But the Greens and Sex Party MP Fiona Patten joined Labor in voting them down before the State Government’s bill passed the Upper House unamended tonight. Ms Patten labelled the Opposition’s amendments as “politics-on-the-run”.
“The amendments were only received today. Even business is concerned because it smacks of uncertainty, which is the last thing business wants,” Ms Patten said.
The Coalition backflipped on its previous policy that was to legislate a ban on onshore conventional gas exploration and extraction until 2020. The coalition’s plan would also provide a clause to allow landholders to veto mining companies from their farms if conventional gas exploration was permitted. Up until this week, the Opposition had indicated it would support the government’s bill.
Opposition Leader Matthew Guy said the Coalition supported the moratorium on conventional gas, but that it shouldn’t be enshrined in legislation. Mr Guy said the Opposition still supported the total ban on unconventional gas.
“The Liberal Nationals support the ban on fracking in Victoria. We don’t support anything that would put at risk farm land or our water supplies,” Mr Guy said.
“Both the energy sector and the government need to undertake significant technical studies and consultation with rural communities about conventional onshore gas.
“We support a moratorium remaining — as has been in place since 2012 — while this work is conducted.
“If a future onshore conventional gas industry is pursued, we want farmers to have the right to say no to activity on their land.”
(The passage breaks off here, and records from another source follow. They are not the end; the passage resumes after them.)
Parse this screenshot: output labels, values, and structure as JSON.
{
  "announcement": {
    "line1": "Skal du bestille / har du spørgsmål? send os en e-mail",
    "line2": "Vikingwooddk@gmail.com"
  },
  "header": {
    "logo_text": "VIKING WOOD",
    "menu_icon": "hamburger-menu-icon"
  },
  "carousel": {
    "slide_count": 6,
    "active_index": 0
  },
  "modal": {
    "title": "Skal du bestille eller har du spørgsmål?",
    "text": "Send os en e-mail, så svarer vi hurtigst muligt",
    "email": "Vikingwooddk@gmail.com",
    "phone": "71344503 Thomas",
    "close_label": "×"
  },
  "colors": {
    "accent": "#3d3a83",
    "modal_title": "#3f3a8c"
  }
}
Resources Minister Wade Noonan earlier said the move by the Opposition was a massive backflip.
“Just four weeks ago when this bill was debated in the lower house of parliament, the Liberal Nationals supported this legislation. (Now) as it goes to the upper house they have changed their position,” Mr Noonan said.
“They have provided no certainty whatsoever, particularly to regional Victorians.”
-Anthony Galloway, State Political Reporter, Herald Sun